[Wang Dan – student of Peking University]
Wang was one of the key student leaders in the Movement. He was sought after by the Chinese government after the incident and was thrown into jail twice. He was later allowed to seek treatment for his health issues in the United States. After finishing his Master in Harvard University, he taught in several universities in Taiwan. He asserted strong support for Taiwan’s Sunflower Student Movement and the movement for democracy in Hong Kong. He recently announced that he will move to Washington D.C. to continue to advocate for human rights and democracy in China.
[Chai Ling – student of Peking University]
Chai was the Chief Commander of the “Headquarter for Safeguarding Tiananmen Square”. She also launched the student hunger strike on the Square. She left China for the United States right after the Event. She is now the founder and CEO of Jenzabar, a high school software development company. Chai turned to Christianity in 2010 and advocated against the one-child policy. She wrote to Ding Zilin, one of the mothers who lost her child during the Tiananmen crackdown, in 2014, saying that if she was Christian at the time, she would not have asked the students to protest and launch hunger strikes. She said that she “forg[a]ve Deng Xiaoping and Li Peng, forg[a]ve the troops who rushed into the Tiananmen Square in 1989”. Other student leaders were highly critical of her forgiving attitude.
[Li Lu – student of Nanjing University]
Li was one of the 21 student leaders who were sought after by the authorities after the June-Fourth Event. He was studying Economics in Nanjing University before the incident and started to assume a leading role in the student movement in April. He fled to the United States after the June-Fourth Event and continued his studies in Columbia University. He founded Himalaya Partners, a private equity fund. Warren Buffett is one of his major clients and it was rumoured that he would be named successor of one of Buffet’s multi-billions funds. Li returned to mainland China for the first time in 2010 in a trip with Buffett, becoming the first student leader in the June-Fourth Movement to return. He taught as a guest lecturer in an investment course in the Peking University in 2015. He once wrote on his Weibo account that the unprecedented economic growth in China is owed to the effective ruling of the governing party which is capable of drawing talents.
The five characters all have their own stories. Some of them persisted in the fight for democracy; others conceded to the reality.
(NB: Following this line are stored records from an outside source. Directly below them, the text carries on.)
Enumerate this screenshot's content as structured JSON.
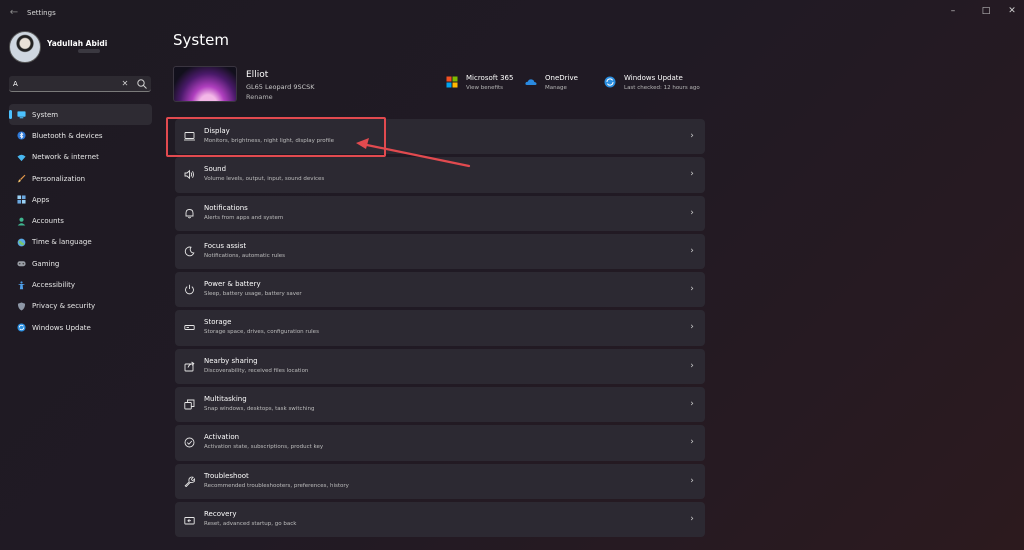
{
  "window": {
    "title": "Settings",
    "controls": {
      "minimize": "–",
      "maximize": "□",
      "close": "✕"
    }
  },
  "profile": {
    "name": "Yadullah Abidi"
  },
  "search": {
    "value": "A",
    "placeholder": "",
    "clear_glyph": "✕"
  },
  "sidebar": {
    "items": [
      {
        "label": "System",
        "icon": "system-icon",
        "active": true
      },
      {
        "label": "Bluetooth & devices",
        "icon": "bluetooth-icon"
      },
      {
        "label": "Network & internet",
        "icon": "wifi-icon"
      },
      {
        "label": "Personalization",
        "icon": "brush-icon"
      },
      {
        "label": "Apps",
        "icon": "apps-icon"
      },
      {
        "label": "Accounts",
        "icon": "accounts-icon"
      },
      {
        "label": "Time & language",
        "icon": "globe-icon"
      },
      {
        "label": "Gaming",
        "icon": "gaming-icon"
      },
      {
        "label": "Accessibility",
        "icon": "accessibility-icon"
      },
      {
        "label": "Privacy & security",
        "icon": "shield-icon"
      },
      {
        "label": "Windows Update",
        "icon": "windows-update-icon"
      }
    ]
  },
  "main": {
    "title": "System",
    "device": {
      "name": "Elliot",
      "model": "GL65 Leopard 9SCSK",
      "rename": "Rename"
    },
    "quick_links": [
      {
        "title": "Microsoft 365",
        "subtitle": "View benefits",
        "icon": "microsoft-365-icon"
      },
      {
        "title": "OneDrive",
        "subtitle": "Manage",
        "icon": "onedrive-icon"
      },
      {
        "title": "Windows Update",
        "subtitle": "Last checked: 12 hours ago",
        "icon": "windows-update-icon"
      }
    ],
    "cards": [
      {
        "title": "Display",
        "subtitle": "Monitors, brightness, night light, display profile",
        "icon": "monitor-icon"
      },
      {
        "title": "Sound",
        "subtitle": "Volume levels, output, input, sound devices",
        "icon": "speaker-icon"
      },
      {
        "title": "Notifications",
        "subtitle": "Alerts from apps and system",
        "icon": "bell-icon"
      },
      {
        "title": "Focus assist",
        "subtitle": "Notifications, automatic rules",
        "icon": "moon-icon"
      },
      {
        "title": "Power & battery",
        "subtitle": "Sleep, battery usage, battery saver",
        "icon": "power-icon"
      },
      {
        "title": "Storage",
        "subtitle": "Storage space, drives, configuration rules",
        "icon": "storage-icon"
      },
      {
        "title": "Nearby sharing",
        "subtitle": "Discoverability, received files location",
        "icon": "share-icon"
      },
      {
        "title": "Multitasking",
        "subtitle": "Snap windows, desktops, task switching",
        "icon": "multitasking-icon"
      },
      {
        "title": "Activation",
        "subtitle": "Activation state, subscriptions, product key",
        "icon": "activation-icon"
      },
      {
        "title": "Troubleshoot",
        "subtitle": "Recommended troubleshooters, preferences, history",
        "icon": "wrench-icon"
      },
      {
        "title": "Recovery",
        "subtitle": "Reset, advanced startup, go back",
        "icon": "recovery-icon"
      }
    ]
  },
  "colors": {
    "accent": "#4cc2ff",
    "annotation": "#e24a4f",
    "card_bg": "#2c2932"
  }
}
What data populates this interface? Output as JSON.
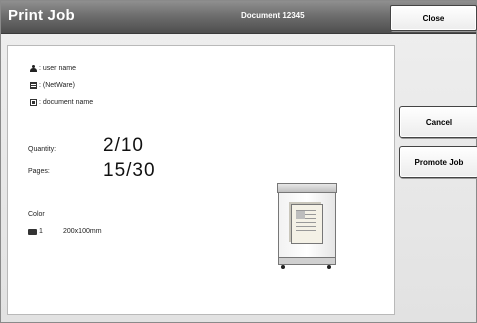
{
  "header": {
    "title": "Print Job",
    "document_title": "Document 12345",
    "close_label": "Close"
  },
  "job_info": {
    "user": ": user name",
    "network": ": (NetWare)",
    "document": ": document name"
  },
  "quantity": {
    "label": "Quantity:",
    "value": "2/10"
  },
  "pages": {
    "label": "Pages:",
    "value": "15/30"
  },
  "color": {
    "label": "Color"
  },
  "paper_tray": {
    "number": "1",
    "size": "200x100mm"
  },
  "actions": {
    "cancel_label": "Cancel",
    "promote_label": "Promote Job"
  },
  "colors": {
    "header_gradient_top": "#8f8f8f",
    "header_gradient_bottom": "#4e4e4e",
    "panel_bg": "#ffffff",
    "background": "#e6e6e6"
  },
  "icons": {
    "user": "person-icon",
    "network": "network-icon",
    "document": "document-icon",
    "tray": "paper-tray-icon",
    "printer": "printer-illustration"
  }
}
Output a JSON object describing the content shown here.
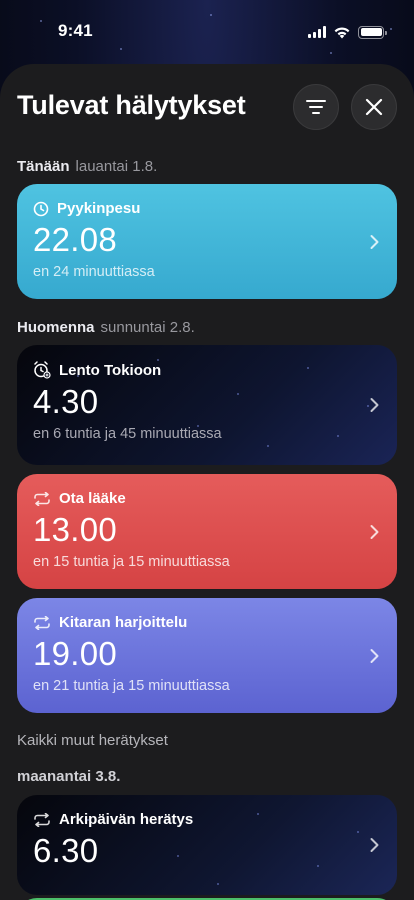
{
  "status_bar": {
    "time": "9:41"
  },
  "sheet": {
    "title": "Tulevat hälytykset",
    "today_label": "Tänään",
    "today_date": "lauantai 1.8.",
    "tomorrow_label": "Huomenna",
    "tomorrow_date": "sunnuntai 2.8.",
    "others_label": "Kaikki muut herätykset",
    "monday_label": "maanantai 3.8."
  },
  "alarms": [
    {
      "name": "Pyykinpesu",
      "time": "22.08",
      "relative": "en 24 minuuttiassa",
      "icon": "clock-icon"
    },
    {
      "name": "Lento Tokioon",
      "time": "4.30",
      "relative": "en 6 tuntia ja 45 minuuttiassa",
      "icon": "alarm-clock-icon"
    },
    {
      "name": "Ota lääke",
      "time": "13.00",
      "relative": "en 15 tuntia ja 15 minuuttiassa",
      "icon": "repeat-icon"
    },
    {
      "name": "Kitaran harjoittelu",
      "time": "19.00",
      "relative": "en 21 tuntia ja 15 minuuttiassa",
      "icon": "repeat-icon"
    },
    {
      "name": "Arkipäivän herätys",
      "time": "6.30",
      "relative": "",
      "icon": "repeat-icon"
    }
  ],
  "colors": {
    "cyan": "#4fc3e1",
    "red": "#e55c5b",
    "violet": "#7c86e6",
    "green": "#4cbf6b",
    "sheet": "#1c1c1e"
  }
}
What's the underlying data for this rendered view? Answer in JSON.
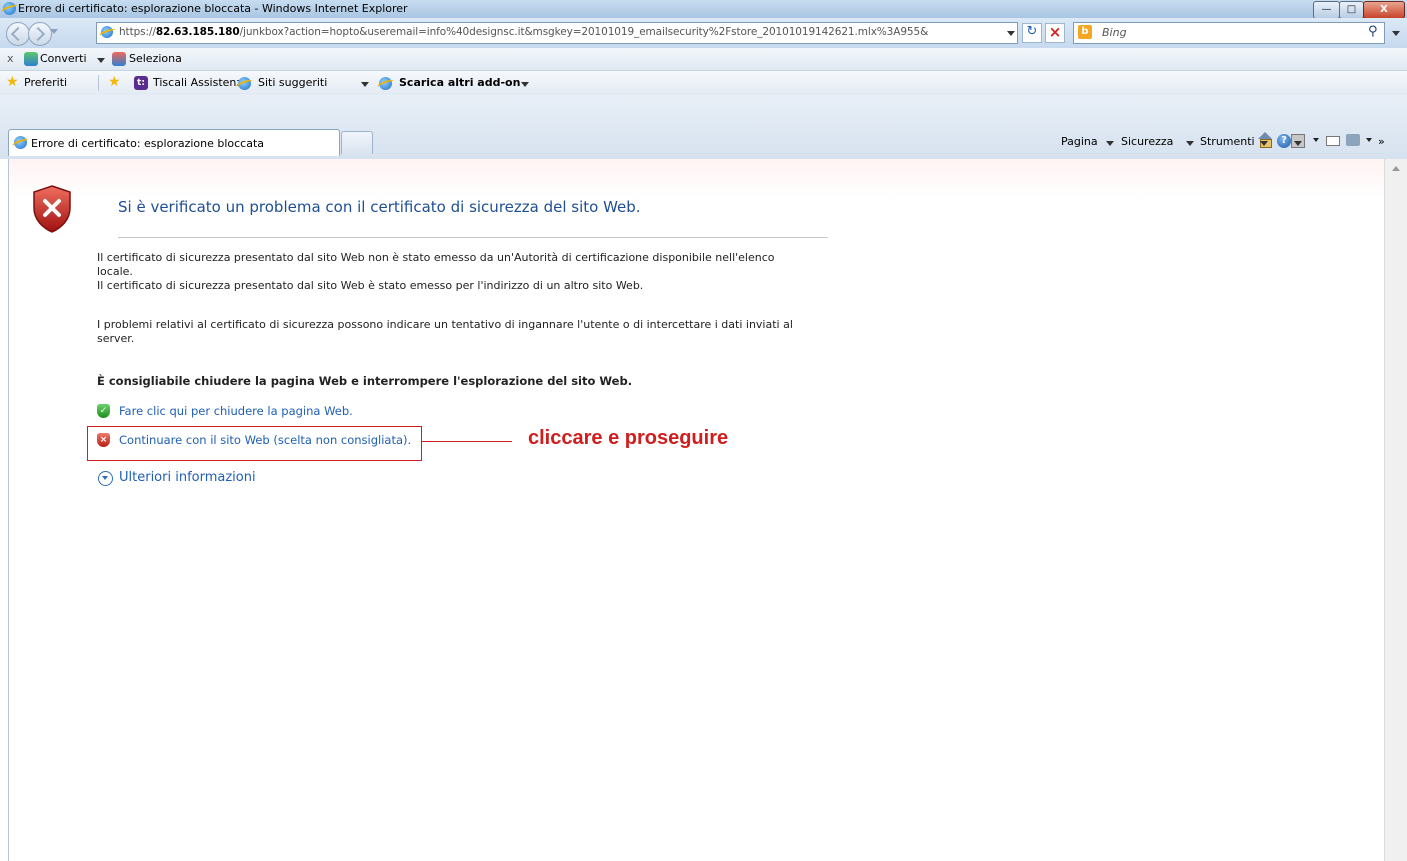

Some remained strong in defending the government’s actions that night; others regretted the mistakes they have made. There are numerous views on the June-Fourth Event across the political spectrum. However, the more critical question for us today is whether the economic growth renders political reform unnecessary. Does democracy and freedom mean anything to today’s China?